Two young English soldiers, Privates Blake (Charles-Chapman) and Schofield (MacKay) are given an extremely perilous mission by their commanding officer. Intel has been received that one of their battalions is about to walk into a deadly enemy trap that would annihilate the battalion, and Blake’s brother is among their ranks. Setting off on a seemingly impossible mission, these two young soldiers must venture behind enemy lines and deliver the message calling off the attack, in order to prevent the massacre of his brother’s battalion.
As the two soldiers whose journey is at the centre of this pulsating story, the performances of Dean-Charles Chapman and George MacKay are phenomenal. The entire film is focused on their journey, meaning that it is all resting on their shoulders and they rise to that challenge in extraordinary fashion. The screenplay by Mendes and Krysty Wilson-Cairns, keeps things focused with military like precision on the two soldiers and their mission, while simultaneously fleshing both of them out to be so much more than just the uniforms they are wearing. The plethora of British acting talent that pop up throughout are welcome presences, but ultimately they are nothing more than extended cameos to drive the plot forward.
With the flawless acting in front of the camera, the work done behind the camera is equally sublime. In the build up to the film’s release, there was considerable promotion of the one shot method that Sam Mendes utilises to tell this story. While this could be a seen as a gimmick, its use here is tremendously effective to fully immerse the audience in this setting, which is likely to be in no small part down to Roger Deakins. After finally grabbing that long overdue Oscar, Deakins continues to be at the peak of his powers as a cinematographer. While Blade Runner 2049 showed him at his visual best, the work that he does in making the continuous tracking shot to be such an effective method of story-telling for this mission proves once again that in terms of cinematographers working today, he is almost second to none.
By all accounts, life in the trenches during WW1 was horrendous. and the work of the production design team to recreate these horrors are jaw-dropping. The sheer amount of meticulous details that are present in these sets is completely astounding, it only helps to add to the increasing suspense of the unfolding mission. Likewise for the sound teams, with every bullet fired and every time a plane flies overhead, you feel every moment of it, capturing the brutality of war with frightening realism. It makes you feel like you’re on that front-line with these men, every step of the way.
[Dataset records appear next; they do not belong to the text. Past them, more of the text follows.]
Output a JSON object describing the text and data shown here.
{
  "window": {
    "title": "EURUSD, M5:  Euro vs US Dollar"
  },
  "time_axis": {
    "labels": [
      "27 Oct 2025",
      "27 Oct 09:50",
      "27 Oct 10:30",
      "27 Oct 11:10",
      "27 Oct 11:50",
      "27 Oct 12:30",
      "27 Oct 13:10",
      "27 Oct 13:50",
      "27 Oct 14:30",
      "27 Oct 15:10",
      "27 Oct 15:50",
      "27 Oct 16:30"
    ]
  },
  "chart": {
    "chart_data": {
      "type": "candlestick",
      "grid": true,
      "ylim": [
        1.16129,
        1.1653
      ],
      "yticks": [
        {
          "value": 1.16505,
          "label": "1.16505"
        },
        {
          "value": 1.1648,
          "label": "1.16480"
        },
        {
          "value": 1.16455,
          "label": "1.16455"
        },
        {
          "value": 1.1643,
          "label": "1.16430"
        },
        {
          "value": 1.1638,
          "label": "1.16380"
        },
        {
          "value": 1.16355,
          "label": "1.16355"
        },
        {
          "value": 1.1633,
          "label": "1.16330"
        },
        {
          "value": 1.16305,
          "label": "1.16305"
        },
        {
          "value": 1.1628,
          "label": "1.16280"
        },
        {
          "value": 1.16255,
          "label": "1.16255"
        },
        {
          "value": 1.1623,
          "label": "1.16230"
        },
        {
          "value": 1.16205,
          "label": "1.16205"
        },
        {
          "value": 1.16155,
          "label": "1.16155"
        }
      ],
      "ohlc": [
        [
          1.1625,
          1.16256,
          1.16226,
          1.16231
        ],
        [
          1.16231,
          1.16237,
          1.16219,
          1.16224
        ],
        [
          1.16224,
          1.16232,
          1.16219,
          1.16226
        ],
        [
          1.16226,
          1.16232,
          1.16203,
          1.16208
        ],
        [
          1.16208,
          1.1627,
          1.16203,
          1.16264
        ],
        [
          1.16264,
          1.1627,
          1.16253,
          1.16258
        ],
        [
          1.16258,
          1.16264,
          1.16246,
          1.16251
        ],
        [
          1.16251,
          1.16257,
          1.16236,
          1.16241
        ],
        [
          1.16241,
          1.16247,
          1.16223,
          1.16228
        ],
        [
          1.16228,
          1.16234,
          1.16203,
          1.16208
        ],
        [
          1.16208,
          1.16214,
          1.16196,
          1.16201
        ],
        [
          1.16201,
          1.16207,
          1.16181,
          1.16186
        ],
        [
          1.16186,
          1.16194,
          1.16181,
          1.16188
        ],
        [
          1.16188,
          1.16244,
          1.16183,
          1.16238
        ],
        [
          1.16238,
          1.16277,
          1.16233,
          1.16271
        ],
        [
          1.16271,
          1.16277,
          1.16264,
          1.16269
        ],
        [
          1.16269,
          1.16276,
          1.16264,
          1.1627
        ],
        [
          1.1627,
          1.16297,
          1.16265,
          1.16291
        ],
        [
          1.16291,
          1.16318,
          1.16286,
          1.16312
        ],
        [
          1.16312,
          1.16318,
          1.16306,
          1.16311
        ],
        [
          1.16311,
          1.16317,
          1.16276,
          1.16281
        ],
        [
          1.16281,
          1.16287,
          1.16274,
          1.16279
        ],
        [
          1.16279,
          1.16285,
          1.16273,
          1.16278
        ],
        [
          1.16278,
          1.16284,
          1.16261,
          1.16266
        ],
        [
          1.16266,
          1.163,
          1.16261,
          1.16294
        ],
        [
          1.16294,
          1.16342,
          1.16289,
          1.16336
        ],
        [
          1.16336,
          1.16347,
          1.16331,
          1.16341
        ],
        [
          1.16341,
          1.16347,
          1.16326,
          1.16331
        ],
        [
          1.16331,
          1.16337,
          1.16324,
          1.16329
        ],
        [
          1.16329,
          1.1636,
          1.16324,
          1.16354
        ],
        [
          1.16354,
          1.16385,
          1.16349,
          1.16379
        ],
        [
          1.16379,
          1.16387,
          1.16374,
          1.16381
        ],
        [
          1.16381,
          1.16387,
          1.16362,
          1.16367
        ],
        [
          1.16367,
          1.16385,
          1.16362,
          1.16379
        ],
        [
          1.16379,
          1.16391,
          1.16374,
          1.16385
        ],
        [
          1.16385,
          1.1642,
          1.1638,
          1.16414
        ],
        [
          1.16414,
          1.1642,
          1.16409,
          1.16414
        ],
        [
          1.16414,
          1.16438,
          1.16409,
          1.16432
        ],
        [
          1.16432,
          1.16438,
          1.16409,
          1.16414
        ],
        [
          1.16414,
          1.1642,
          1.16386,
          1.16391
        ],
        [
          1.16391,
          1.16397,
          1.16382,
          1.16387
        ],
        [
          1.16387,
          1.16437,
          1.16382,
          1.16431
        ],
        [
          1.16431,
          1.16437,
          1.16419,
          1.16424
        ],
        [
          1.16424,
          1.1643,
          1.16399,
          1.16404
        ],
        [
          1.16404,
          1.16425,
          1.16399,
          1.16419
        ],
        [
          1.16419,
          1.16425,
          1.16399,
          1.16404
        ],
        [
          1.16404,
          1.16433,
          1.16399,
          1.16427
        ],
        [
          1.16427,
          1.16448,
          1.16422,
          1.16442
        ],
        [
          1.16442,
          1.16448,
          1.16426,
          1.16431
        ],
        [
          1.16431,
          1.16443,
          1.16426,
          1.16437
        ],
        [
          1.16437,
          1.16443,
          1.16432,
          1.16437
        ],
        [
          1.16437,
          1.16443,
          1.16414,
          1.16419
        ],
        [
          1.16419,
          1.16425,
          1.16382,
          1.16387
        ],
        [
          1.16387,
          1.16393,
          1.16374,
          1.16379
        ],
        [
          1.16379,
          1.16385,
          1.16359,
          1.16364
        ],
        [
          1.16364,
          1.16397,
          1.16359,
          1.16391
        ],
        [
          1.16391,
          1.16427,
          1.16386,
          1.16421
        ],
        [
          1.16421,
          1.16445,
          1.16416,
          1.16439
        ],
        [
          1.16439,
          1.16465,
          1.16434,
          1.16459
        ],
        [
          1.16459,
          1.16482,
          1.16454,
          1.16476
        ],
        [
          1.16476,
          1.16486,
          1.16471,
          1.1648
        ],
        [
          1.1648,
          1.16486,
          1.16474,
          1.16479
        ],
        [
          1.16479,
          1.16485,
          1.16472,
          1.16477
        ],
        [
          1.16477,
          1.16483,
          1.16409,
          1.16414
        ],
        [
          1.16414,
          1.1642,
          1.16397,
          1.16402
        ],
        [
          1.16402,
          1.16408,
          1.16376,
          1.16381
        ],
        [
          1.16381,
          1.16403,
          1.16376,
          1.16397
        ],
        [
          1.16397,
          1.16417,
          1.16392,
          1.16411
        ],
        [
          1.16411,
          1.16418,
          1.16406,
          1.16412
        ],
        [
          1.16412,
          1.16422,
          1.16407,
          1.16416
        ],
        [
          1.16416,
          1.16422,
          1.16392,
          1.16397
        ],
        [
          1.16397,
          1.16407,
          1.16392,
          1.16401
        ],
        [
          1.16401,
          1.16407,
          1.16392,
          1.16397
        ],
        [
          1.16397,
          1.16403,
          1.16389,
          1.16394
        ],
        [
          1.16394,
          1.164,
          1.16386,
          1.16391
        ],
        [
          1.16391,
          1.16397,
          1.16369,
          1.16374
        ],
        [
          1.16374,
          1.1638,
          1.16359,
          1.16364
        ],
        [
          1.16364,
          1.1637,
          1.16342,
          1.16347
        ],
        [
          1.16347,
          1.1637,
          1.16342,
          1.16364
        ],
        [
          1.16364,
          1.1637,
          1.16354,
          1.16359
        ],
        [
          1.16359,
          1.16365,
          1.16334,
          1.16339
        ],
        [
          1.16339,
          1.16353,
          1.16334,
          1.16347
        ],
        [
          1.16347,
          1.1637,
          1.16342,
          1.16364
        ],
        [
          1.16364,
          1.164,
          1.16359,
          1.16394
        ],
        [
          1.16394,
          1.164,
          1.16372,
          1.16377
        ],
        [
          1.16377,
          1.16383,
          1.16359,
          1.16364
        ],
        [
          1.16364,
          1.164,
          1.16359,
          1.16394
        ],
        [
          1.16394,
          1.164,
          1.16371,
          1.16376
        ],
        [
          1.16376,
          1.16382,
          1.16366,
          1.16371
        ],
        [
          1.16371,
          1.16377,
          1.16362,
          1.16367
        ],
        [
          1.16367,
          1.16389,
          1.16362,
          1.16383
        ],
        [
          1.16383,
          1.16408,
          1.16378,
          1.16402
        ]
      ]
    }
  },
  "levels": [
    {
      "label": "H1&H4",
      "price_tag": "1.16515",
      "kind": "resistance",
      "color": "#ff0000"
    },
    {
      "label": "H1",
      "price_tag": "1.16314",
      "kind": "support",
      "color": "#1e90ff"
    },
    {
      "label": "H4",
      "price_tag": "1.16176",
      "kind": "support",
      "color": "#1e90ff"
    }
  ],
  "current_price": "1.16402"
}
After a staggering fourteen Oscar nominations and no win to his name, this has to be the time for Thomas Newman to break his Oscar hoodoo, as his accompanying score is truly breath-taking and befitting of the emotional journey that is being depicted on screen. Mendes and every single member of his crew have pulled off an astonishing, remarkable cinematic triumph. Above all, thank you to Alfred Mendes for telling your stories, that will now live on forever.
From the powerfully emotional performances of its leading men, to the technical mastery behind the camera, 1917 is simply put, one of the finest war films that has ever been put to screen.